For the word "footer", find each line in the entries where it occurs and copy that line.

>>

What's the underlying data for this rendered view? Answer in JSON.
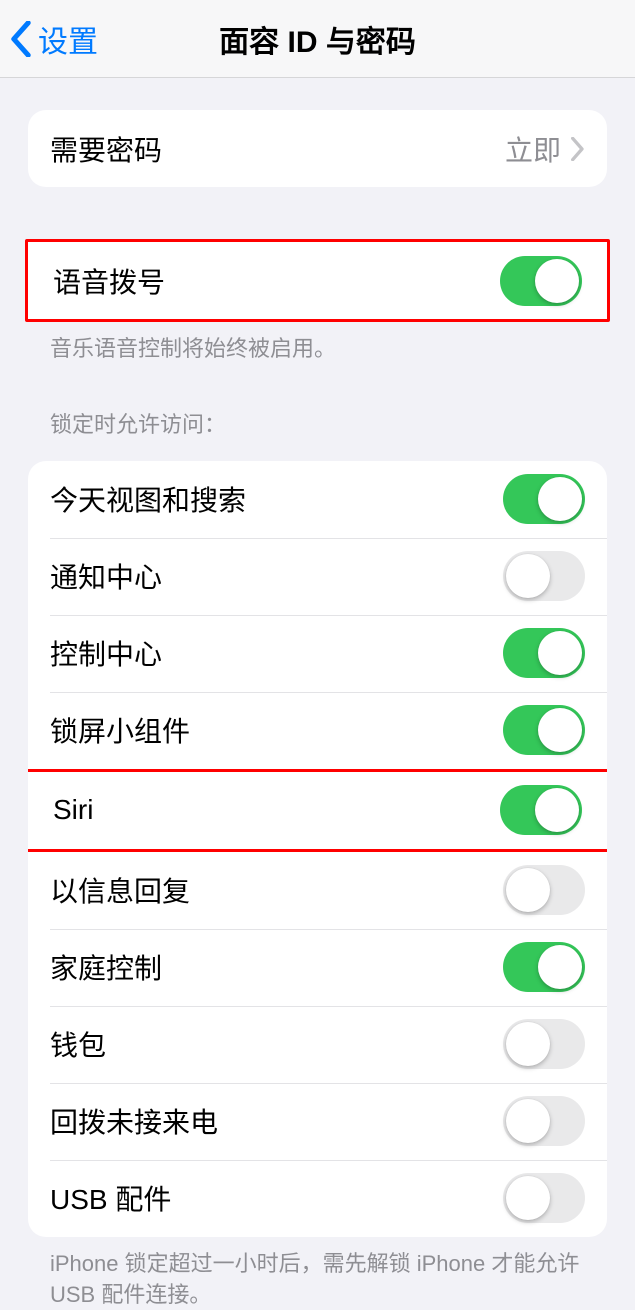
{
  "nav": {
    "back_label": "设置",
    "title": "面容 ID 与密码"
  },
  "require_passcode": {
    "label": "需要密码",
    "value": "立即"
  },
  "voice_dial": {
    "label": "语音拨号",
    "on": true,
    "footer": "音乐语音控制将始终被启用。"
  },
  "lock_access": {
    "header": "锁定时允许访问：",
    "items": [
      {
        "label": "今天视图和搜索",
        "on": true
      },
      {
        "label": "通知中心",
        "on": false
      },
      {
        "label": "控制中心",
        "on": true
      },
      {
        "label": "锁屏小组件",
        "on": true
      },
      {
        "label": "Siri",
        "on": true
      },
      {
        "label": "以信息回复",
        "on": false
      },
      {
        "label": "家庭控制",
        "on": true
      },
      {
        "label": "钱包",
        "on": false
      },
      {
        "label": "回拨未接来电",
        "on": false
      },
      {
        "label": "USB 配件",
        "on": false
      }
    ],
    "footer": "iPhone 锁定超过一小时后，需先解锁 iPhone 才能允许 USB 配件连接。"
  },
  "annotations": {
    "highlighted_rows": [
      "语音拨号",
      "Siri"
    ]
  }
}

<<

[TASK RESPONSE]
    "footer": "音乐语音控制将始终被启用。"
    "footer": "iPhone 锁定超过一小时后，需先解锁 iPhone 才能允许 USB 配件连接。"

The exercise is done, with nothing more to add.